Using this same formula of creating working F&B trends specific to locations and their demographics, I’ve gone on to open concepts such as Rasa Sayang, a Singaporean/Malaysian restaurant in London Chinatown and Tapas restaurant, Lobos in Borough and Soho.

It was not long before I set my sights on my favourite shopping destination – Bicester Village. Over the years, I’ve noticed the rapidly growing number of Chinese tourists coming to the Village to shop, but I’ve also noticed that there isn’t an establishment here offering authentic Chinese cuisine to this massive market. And, If I’m honest, after a long day’s shopping at the Village, I’ve personally hankered for a nice warm bowl of noodles to recharge!

That’s when I developed the idea of opening the restaurant that would reflect what I grew up eating.

My grandmother, who is originally Shanghainese, moved to Singapore when she was a teen. Her love for cooking has seen her experimenting with ingredients, spices and recipes from both worlds and we got to enjoy the fruits of her culinary labour and that was exactly what I planned to offer at Bicester Village. Shan Shui’s menu is curated to excite our diners’ palates with the dynamic taste of traditional Shanghainese cuisine as well as the eclectic dishes from the diverse culinary scene of South-East Asia.

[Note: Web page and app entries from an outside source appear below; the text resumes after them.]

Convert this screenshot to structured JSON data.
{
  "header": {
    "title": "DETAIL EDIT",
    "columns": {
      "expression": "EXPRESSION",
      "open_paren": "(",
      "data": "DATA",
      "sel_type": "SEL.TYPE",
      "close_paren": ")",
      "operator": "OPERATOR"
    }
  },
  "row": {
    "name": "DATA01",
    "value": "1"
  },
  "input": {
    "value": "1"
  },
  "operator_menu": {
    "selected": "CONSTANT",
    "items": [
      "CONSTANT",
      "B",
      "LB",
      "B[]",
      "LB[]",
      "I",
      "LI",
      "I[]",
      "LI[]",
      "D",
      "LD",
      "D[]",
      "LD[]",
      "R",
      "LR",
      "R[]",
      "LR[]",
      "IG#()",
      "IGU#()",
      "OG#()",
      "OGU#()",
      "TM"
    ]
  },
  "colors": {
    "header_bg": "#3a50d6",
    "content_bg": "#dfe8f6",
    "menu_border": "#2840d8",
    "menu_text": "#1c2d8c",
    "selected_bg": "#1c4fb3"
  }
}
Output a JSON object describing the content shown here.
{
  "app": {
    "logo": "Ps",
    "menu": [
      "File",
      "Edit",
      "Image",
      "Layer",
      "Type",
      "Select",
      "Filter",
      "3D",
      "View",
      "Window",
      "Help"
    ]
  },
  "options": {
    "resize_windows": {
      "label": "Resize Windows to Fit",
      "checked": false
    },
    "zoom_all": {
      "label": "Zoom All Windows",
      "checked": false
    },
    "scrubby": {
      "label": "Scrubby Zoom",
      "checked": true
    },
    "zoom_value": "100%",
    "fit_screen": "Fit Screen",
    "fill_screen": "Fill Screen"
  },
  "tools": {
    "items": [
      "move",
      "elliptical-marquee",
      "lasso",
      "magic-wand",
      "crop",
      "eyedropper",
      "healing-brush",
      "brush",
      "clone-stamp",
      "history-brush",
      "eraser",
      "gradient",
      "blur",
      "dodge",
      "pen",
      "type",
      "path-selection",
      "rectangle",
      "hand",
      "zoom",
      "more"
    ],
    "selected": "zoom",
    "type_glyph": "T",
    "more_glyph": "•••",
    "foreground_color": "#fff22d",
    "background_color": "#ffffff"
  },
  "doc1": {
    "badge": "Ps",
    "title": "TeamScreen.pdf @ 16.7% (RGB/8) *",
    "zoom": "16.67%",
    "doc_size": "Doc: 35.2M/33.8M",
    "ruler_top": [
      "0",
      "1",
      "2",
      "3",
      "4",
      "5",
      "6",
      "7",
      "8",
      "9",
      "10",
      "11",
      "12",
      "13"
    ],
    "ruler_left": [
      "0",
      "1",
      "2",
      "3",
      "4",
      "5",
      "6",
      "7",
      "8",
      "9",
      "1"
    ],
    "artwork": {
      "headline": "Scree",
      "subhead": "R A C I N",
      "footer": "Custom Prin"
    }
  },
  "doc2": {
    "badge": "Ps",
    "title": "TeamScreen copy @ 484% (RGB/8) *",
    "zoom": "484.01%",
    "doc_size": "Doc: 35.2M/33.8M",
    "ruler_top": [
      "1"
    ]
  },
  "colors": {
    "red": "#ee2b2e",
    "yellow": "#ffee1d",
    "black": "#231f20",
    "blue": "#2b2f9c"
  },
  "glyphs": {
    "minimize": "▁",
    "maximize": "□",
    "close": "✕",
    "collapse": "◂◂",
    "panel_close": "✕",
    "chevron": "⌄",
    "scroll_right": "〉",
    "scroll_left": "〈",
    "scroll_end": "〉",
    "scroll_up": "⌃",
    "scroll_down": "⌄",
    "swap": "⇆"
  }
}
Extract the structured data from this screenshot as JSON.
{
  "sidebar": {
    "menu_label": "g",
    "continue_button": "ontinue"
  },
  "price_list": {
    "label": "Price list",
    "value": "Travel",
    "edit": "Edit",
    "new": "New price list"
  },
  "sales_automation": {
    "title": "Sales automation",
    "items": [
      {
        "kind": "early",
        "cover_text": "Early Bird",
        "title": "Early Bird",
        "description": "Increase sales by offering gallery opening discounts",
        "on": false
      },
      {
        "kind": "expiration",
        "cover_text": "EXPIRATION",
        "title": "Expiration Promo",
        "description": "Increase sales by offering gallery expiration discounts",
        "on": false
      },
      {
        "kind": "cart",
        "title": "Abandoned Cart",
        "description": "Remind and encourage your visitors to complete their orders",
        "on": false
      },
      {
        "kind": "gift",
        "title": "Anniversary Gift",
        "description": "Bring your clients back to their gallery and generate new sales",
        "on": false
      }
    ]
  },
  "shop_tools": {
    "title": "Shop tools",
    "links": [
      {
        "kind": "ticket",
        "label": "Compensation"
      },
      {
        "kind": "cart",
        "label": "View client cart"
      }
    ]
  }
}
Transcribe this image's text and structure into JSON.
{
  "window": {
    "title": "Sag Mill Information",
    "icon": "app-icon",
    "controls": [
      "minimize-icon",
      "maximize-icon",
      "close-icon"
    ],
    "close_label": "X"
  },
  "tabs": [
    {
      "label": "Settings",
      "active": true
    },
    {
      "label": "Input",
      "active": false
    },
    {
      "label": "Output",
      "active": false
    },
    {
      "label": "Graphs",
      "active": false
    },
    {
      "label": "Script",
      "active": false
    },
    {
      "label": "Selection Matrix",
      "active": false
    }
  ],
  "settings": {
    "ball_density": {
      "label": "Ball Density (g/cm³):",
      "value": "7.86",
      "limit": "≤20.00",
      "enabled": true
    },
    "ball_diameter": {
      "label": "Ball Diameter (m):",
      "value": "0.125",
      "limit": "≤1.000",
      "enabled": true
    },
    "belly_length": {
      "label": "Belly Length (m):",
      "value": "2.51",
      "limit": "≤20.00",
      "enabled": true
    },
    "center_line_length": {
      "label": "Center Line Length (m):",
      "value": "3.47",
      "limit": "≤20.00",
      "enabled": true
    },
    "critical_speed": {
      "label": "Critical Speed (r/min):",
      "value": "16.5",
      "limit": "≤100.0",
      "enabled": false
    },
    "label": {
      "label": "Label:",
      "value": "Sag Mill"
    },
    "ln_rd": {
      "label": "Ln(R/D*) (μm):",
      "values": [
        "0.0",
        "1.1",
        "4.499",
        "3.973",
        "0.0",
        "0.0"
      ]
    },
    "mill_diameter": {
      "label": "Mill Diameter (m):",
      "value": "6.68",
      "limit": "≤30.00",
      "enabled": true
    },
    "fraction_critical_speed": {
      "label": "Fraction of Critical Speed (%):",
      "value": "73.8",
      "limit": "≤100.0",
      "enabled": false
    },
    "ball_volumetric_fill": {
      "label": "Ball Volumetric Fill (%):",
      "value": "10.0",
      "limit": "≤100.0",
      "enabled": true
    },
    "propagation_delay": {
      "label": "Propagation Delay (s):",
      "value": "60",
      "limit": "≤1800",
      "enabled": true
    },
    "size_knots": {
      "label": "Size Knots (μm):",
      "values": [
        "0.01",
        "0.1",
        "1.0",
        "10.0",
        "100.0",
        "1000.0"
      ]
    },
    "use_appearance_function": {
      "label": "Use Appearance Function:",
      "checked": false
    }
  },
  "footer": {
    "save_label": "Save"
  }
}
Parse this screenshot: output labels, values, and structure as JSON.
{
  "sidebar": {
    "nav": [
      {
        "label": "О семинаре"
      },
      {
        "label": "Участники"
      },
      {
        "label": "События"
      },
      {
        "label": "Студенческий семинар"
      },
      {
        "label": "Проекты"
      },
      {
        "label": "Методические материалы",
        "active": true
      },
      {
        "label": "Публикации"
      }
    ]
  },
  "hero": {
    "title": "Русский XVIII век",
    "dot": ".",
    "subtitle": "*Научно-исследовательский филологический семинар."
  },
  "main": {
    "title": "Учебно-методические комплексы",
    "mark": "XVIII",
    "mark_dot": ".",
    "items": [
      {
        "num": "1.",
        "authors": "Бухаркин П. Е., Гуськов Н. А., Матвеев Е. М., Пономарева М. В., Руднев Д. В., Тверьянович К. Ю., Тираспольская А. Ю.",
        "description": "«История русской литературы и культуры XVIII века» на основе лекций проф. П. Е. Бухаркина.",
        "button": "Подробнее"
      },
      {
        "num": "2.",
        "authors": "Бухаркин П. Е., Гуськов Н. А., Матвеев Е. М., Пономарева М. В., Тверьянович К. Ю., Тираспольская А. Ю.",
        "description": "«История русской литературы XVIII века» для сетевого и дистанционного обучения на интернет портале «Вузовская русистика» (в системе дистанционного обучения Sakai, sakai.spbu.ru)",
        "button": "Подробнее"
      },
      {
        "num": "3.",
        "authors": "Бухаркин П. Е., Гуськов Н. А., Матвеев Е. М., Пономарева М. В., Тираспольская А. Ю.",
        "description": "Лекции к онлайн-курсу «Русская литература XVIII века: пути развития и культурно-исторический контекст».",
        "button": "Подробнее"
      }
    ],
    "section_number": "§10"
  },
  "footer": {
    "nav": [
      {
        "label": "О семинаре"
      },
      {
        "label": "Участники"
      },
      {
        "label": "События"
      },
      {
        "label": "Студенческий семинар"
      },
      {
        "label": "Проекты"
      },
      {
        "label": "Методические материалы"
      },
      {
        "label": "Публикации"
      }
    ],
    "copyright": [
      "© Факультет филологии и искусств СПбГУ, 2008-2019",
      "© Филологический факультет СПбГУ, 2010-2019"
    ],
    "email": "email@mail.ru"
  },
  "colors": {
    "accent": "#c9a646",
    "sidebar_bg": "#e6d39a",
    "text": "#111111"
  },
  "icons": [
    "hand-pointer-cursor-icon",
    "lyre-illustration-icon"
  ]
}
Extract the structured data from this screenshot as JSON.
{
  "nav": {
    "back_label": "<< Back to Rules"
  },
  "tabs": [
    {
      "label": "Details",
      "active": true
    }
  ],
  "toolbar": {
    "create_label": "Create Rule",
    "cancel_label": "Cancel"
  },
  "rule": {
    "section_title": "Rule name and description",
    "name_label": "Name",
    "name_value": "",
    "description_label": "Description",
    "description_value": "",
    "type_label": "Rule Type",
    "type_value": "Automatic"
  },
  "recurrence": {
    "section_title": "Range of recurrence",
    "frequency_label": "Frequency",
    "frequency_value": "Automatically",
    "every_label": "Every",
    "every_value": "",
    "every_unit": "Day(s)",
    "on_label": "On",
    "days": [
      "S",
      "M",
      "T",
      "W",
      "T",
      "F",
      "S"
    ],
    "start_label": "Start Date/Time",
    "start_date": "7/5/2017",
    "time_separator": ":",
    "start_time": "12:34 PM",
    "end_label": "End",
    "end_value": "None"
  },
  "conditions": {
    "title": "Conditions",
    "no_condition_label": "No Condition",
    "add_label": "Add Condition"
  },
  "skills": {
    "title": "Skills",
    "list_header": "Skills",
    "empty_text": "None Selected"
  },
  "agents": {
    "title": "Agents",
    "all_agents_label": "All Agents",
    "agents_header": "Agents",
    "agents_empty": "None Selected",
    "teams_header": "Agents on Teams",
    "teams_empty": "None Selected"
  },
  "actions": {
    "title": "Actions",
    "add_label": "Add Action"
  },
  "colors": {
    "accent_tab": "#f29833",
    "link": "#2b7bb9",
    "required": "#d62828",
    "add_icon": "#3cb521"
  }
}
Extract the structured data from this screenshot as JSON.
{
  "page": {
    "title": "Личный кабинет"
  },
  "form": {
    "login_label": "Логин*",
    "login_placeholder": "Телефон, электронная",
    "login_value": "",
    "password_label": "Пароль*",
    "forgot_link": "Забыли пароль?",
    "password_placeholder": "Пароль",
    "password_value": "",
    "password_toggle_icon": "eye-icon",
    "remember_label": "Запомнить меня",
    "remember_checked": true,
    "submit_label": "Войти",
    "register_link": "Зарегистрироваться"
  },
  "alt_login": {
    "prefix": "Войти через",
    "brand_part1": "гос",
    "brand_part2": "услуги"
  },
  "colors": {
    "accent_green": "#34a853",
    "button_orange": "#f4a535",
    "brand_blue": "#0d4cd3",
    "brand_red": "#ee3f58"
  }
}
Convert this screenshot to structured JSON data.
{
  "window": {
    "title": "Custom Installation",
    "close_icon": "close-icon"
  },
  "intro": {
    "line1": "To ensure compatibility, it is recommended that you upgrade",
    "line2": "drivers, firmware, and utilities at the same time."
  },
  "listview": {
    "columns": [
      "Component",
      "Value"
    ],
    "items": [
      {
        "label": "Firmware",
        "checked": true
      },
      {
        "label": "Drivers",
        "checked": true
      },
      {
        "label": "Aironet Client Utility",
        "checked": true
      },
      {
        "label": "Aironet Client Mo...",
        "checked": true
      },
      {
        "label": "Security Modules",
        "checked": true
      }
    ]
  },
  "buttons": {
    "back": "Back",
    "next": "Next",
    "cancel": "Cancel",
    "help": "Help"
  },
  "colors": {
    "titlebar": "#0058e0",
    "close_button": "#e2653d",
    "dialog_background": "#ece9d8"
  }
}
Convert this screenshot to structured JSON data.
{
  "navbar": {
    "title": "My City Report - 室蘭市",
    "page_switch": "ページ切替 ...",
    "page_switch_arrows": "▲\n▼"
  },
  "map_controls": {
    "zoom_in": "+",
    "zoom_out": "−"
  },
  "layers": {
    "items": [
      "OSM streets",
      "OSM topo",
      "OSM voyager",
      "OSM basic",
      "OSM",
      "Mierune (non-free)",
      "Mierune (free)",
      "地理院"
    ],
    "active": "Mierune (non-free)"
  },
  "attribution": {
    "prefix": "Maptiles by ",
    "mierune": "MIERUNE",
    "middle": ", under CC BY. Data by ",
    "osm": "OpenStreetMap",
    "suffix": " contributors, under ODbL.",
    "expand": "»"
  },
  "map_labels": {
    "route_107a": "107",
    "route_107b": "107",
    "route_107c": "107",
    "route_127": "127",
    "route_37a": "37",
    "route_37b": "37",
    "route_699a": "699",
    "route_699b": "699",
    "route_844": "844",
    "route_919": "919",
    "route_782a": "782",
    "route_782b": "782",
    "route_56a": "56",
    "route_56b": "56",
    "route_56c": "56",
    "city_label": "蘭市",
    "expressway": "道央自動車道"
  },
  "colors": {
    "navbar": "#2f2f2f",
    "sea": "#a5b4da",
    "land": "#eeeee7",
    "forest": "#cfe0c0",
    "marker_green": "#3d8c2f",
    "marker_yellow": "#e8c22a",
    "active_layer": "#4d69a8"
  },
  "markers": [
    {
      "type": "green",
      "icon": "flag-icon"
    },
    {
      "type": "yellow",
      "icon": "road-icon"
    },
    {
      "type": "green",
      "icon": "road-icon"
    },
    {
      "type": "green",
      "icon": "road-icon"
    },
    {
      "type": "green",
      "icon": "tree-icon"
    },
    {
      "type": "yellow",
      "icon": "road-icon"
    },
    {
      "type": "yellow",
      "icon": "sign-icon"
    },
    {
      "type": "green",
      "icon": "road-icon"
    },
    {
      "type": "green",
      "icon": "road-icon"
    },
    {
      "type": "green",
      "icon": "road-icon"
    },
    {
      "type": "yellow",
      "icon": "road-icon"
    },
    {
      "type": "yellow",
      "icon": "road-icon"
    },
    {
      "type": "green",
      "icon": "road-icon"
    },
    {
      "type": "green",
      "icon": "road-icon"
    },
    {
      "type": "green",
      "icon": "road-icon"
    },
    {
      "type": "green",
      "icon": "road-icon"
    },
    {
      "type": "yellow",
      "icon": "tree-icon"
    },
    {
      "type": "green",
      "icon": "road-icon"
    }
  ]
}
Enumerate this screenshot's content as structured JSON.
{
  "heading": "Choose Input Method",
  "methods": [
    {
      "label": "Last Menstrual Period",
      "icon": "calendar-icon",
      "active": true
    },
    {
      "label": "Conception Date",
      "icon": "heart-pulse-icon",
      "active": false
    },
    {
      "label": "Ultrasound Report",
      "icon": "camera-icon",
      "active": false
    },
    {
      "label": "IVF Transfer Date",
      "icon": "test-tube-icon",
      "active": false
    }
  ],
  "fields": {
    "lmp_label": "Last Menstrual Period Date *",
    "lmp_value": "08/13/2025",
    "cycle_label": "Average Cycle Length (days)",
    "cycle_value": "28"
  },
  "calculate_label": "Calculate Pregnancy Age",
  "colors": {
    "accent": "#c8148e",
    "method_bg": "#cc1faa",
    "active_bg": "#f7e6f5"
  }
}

We also aim to keep things interesting for our diners in our menu. Take for example the Crispy Sichuan Mala Chicken: this dish consists of deep-fried, bite-sized pieces of crispy chicken that has been marinated with numbing Sichuan peppercorns and other aromatics. As you can imagine, the end result is a real sensory treat what with its wide spectrum of flavours. To make things even more exciting, this dish is covered in plenty of dried chillies, so you will find yourself hunting for the bite-sized pieces of chicken with your chopsticks.

To date, Shan Shui is also my prettiest restaurant in terms of the interior décor. Being in glamorous Bicester Village we had to look the part: Shan Shui’s look is reminiscent of 1920s Shanghai, which was its most glamorous era. Because the restaurant holds such personal significance to me, I’ve adorned the walls with old pictures of my family and a collection of Chinese paraphernalia, some of which are handed down to me by my parents and grandparents. I look forward to sharing our brand of Chinese and Asian delights.